How To Improve Your Website Performance
Thanks to the fact that Google has never released all the factors they base their algorithm rankings on, most of us simply speculate about the finer details. The better-known factors, such as keyword placement and URL, are both employed by most SEO experts, but did you know that there are actually over 200 signals being used by the search giant to index organic content? These range from domain and site level factors, to backlinks, on-page elements, backlinks, social signals and interaction by users.
English: a chart to describe the search engine…
Whether you want to improve your organic ranking to scale back on PPC spend, or simply to make sure you attract your ideal customer in the most effective way possible, you should be investing in organic SEO. Why? Well, according to Hubspot:
More than 1.1 billion people use Google search each month to make 114 billion searches. According to comScore, Google holds 67.6% of the U.S. search engine market share. This means that marketers looking to rank highly in organic search have to worry a great deal about what Google is looking for.
Let’s take a look at the most important factors used by Google when evaluating a website.
Factors Relating To The Domain
Domain age is important but here we’re talking about a ten-year old domain vs one that has just been reserved. If it’s a matter of a year old and a six month old website, there’s not much difference between them. What is slightly more important is the keyword appearing in your primary domain. And, what is an edge over that is when the keyword is the first word in the domain.
Conversely, if your domain is a known spammer it’s more likely that Google will penalize you.
On-Page SEO Elements
Your title tag is one of the most important classifiers on your website, so it is important for it to contain your keyword. The closer to the beginning you can insert your keyword, the more relevant it will appear to search engines. Doubling up and including it in your description (unique) is also important.
On the page, the H1 tag provides a second way of indexing for search engines, a trait that has been proven by research. You can extend the effectiveness of this by ensuring that the keyword is the phrase used most often in the piece of content you are optimizing. You need to be careful here though, as you do not want this to appear spammy and over-done.
Longer content is also known to be more effective at matching search engine criteria, as it is more comprehensive and offers readers more value, something that search engines want to make certain of.

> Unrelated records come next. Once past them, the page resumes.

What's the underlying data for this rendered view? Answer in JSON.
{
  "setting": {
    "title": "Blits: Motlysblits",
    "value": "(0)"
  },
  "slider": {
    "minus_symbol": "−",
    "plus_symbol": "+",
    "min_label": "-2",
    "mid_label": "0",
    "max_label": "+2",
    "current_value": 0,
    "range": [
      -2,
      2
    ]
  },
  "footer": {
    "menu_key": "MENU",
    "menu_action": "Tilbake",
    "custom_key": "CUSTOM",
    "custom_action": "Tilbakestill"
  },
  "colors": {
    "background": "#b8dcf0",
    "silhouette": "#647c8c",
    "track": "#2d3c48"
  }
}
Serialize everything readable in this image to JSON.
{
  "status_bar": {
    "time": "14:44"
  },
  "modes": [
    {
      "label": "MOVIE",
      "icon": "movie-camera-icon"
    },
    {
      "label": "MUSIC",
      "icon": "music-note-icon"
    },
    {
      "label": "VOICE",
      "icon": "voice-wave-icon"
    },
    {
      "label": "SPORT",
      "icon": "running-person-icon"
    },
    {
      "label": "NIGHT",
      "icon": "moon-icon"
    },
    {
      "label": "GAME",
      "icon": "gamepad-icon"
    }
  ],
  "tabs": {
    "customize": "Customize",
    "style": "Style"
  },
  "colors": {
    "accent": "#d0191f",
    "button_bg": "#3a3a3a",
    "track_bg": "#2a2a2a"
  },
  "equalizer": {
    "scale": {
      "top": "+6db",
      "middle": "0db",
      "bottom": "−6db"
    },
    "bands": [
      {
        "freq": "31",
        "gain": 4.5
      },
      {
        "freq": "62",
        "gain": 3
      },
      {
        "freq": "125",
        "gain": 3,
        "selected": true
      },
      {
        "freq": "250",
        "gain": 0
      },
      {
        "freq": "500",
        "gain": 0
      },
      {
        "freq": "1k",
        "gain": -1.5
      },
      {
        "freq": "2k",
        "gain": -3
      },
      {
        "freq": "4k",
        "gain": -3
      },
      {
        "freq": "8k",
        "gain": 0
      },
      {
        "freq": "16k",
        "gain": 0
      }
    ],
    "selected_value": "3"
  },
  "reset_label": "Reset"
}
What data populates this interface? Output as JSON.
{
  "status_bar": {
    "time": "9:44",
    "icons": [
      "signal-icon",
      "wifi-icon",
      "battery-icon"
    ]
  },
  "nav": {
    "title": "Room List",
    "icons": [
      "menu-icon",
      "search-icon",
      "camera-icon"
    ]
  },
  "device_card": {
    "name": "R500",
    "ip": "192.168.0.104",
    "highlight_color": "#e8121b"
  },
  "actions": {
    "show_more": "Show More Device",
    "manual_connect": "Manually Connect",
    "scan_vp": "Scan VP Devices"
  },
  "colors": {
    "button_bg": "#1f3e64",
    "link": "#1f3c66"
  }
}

Bing and Google have both been very explicit about the speed at which a page loads, as a ranking factor. The spiders used to index page content also read your website’s file sizes and codes, to see how quickly it will load, so it is not necessarily a real-time assessment, rather a best practice approach. It is also rumored that Google makes use of the Chrome browser to detect a page’s speed, so if you want to be really sure, run your tests using Chrome as your primary browser.
Frequency Of Updates
The frequency with which you update your website content, measured by Google’s Caffeine update, allows the search engines to index the time sensitivity of your information. This is more valuable for their readers, who want to see recent and relevant information.
Not only that, making significant changes is more effective than changing a word here or there. Bringing a new page or section (or removing one), will probably attract more search engine attention.
Quality Of Content
Well-written content that does not have lots of spelling and grammar mistakes will also achieve a better ranking for the pages you optimize. Similarly, pages with high quality outbound links (links to authoritative sites with lots of quality traffic) can also improve your ranking. Moz.com reminds us:
Currently, the major engines typically interpret importance as popularity – the more popular a site, page or document, the more valuable the information contained therein must be. This assumption has proven fairly successful in practice, as the engines have continued to increase users’ satisfaction by using metrics that interpret popularity.
Factors That Make A Difference At Site Level
So those are some of the micro elements a search engine is likely to use when ranking your site, but there are also higher level factors that will be based on to get a snapshot of how effectively your site works. For example, a contact page is essential for letting the search engines know there are real humans available to help users when they migrate from the online environment.
A site that has an intuitive architecture is also likely to be scored higher by the search engines. This allows them to index and organize your content a lot faster. The number of pages it has also tells them whether there is decent content available. A large site with lots of pages that are well organized is more likely to rank higher.
From a safety and security point of view it is imperative that ecommerce sites have an SSL certificate and that they feature privacy and terms of service pages.
Today, the SEO landscape also includes social media signals, as these are a good indicator of a brand’s popularity with online users. As this article from Search Engine Journals tell us:
YouTube is the second largest search engine, outstripping Bing, Ask, AOL, and Yahoo in sheer volume of searches. Twitter manages 2.1 billion queries every day. Facebook’s own search engine handles an estimated half billion on a daily basis. This. This is the new SEO. And it’s completely social.
If your CEO is still asking about the value of social interactions, this is one statistic you need to present. You might not be able to rank first for every keyword straightaway but you may be able to pick up the pace on your social channels of choice and this, in the long run, can only complement your organic SEO efforts.